“And so, faced with these periods of solitude, the topo-analyst starts to ask questions: Was the room a large one? Was the garret cluttered up? Was the nook warm? How was it lighted? How, too, in these fragments of space, did the human being achieve silence?” – Bachelard, The Poetics of Space
Every game is a fragment world – bordered by the rules of its logic. These boundaries may be spoken out loud (don’t step on the cracks! the floor is lava!) or maybe programmed (the end of traversable ground, the rim of the map, an invisible wall that plays a bonk sound effect when you walk into it). Such edges, encircling, make the space of play. These worlds are defined by their boundaries – they exist floating.
Fantasies of worlds apart are well reflected in Utopian thinking, both historical and contemporary. They are seen in stories of The Fortunate Isles, in Arcadia, Belovodye and Eden. Such visions are equally present in Earthships and self-sufficient architectural movements, which reject networked externality in favour of internal production. The fragment world is in sci-fi fiction of barren planets turned paradise, or sea platforms sporting forests, and it is also in conjectures of minds and bodies as spaces complete and apart; each a garden, with all one might need growing.
Yet again, the bounded world is well-represented in horror, Utopia inverted; in them is isolation, confinement, loneliness.

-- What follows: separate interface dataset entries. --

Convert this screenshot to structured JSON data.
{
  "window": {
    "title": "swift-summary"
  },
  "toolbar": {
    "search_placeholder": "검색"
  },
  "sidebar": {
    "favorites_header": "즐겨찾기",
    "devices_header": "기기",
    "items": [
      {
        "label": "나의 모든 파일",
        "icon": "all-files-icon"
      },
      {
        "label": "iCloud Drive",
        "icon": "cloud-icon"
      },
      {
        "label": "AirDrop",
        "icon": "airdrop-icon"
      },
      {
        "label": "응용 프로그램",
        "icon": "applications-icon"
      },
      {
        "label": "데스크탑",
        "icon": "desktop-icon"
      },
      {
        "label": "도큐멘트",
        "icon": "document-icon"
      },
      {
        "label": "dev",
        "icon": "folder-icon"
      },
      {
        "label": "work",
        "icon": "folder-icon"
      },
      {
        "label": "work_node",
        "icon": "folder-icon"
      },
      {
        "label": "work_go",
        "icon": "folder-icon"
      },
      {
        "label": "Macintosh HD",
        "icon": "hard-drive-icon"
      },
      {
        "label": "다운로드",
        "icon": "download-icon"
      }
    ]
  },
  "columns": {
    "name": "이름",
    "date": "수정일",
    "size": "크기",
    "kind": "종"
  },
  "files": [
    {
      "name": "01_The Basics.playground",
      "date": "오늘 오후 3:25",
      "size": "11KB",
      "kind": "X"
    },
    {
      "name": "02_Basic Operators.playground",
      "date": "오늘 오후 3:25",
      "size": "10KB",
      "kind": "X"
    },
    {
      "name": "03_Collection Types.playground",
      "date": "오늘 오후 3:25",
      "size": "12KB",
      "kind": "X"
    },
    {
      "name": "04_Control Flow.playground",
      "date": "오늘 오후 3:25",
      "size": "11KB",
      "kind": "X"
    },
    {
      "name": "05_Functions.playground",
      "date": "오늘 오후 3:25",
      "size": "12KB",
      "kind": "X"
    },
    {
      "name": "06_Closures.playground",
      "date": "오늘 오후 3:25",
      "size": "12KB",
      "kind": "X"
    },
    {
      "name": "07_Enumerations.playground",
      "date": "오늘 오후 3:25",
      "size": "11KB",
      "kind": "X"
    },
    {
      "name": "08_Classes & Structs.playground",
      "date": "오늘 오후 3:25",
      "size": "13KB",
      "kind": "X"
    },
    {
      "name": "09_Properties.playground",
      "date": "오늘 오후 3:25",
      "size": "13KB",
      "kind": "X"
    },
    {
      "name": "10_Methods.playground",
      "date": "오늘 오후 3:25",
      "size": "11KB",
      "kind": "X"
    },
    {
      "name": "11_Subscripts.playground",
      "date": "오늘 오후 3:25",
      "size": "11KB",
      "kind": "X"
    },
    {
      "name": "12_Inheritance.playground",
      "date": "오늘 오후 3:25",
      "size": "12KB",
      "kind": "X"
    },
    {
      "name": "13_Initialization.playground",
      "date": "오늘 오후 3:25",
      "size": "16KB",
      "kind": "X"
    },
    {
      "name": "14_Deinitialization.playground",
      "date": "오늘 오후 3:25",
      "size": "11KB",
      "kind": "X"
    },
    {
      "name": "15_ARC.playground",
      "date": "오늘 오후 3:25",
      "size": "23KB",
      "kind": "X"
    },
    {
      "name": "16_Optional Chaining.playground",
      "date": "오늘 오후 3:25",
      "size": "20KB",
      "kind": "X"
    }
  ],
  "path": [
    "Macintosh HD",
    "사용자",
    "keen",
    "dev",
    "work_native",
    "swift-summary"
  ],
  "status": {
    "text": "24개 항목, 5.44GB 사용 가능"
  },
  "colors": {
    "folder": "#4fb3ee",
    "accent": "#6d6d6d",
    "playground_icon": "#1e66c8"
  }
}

The walled world can be a prison, a container that will never open and a garden, manicured, which will never be allowed to go to seed.
The works in this show consider the edges, borders, and possibilities of walled gardens in games and play. From The Barnacle Goose Experiment’s isolated research dome to Drift Mine Satellite’s underground neighbourhood, or the endlessly generative bordered worlds of Mirror Lake and The Worm Room, or the walled self in bodies.html (The Perfectly Emulated Human) and Spiral House, the works in this show ask what it is to live – even temporarily – in an isolated fragment of space, and how it is that we can construct a home there.
Everest Pipkin, June 2023